===== Material to process

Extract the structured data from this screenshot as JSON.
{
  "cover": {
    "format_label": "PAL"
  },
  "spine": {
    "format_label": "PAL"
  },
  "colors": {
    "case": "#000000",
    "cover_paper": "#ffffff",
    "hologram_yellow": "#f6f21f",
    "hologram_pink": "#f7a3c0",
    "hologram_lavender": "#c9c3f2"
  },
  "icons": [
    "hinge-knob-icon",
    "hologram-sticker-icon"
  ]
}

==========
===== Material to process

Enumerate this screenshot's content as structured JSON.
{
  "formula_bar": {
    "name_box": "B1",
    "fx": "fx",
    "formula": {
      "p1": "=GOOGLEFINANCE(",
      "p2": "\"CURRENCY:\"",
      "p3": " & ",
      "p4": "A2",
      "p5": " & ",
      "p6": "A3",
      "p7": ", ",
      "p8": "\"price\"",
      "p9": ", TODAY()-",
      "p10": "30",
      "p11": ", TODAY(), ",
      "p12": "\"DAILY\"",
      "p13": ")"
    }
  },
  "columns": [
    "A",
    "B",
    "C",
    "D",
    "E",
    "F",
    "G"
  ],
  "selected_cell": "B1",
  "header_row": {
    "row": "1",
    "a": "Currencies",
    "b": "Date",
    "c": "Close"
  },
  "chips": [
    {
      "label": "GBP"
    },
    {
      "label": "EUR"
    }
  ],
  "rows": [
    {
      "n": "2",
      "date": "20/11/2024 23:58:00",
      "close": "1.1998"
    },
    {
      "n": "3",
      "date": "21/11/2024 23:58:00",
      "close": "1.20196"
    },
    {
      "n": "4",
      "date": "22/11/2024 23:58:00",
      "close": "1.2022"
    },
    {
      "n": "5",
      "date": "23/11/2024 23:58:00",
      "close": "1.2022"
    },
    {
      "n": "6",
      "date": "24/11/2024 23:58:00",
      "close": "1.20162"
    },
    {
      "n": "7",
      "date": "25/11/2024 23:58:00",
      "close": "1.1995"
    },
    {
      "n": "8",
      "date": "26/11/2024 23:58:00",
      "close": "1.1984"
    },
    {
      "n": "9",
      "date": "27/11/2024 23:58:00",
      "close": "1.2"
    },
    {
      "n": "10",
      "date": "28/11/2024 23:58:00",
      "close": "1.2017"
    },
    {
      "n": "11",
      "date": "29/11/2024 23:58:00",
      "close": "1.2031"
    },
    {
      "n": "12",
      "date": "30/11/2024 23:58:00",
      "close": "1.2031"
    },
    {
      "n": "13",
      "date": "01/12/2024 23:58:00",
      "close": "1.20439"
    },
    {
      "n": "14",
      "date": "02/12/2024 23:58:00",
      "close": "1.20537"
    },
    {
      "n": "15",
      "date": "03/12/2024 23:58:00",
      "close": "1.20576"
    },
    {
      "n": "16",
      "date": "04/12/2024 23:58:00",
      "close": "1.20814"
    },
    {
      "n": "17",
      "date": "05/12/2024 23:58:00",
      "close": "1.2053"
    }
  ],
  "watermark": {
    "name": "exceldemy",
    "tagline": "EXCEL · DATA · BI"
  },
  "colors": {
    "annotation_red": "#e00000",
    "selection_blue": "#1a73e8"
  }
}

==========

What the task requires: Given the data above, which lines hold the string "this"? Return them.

Answer space:
Extract the structured data from this screenshot as JSON.
Enumerate this screenshot's content as structured JSON.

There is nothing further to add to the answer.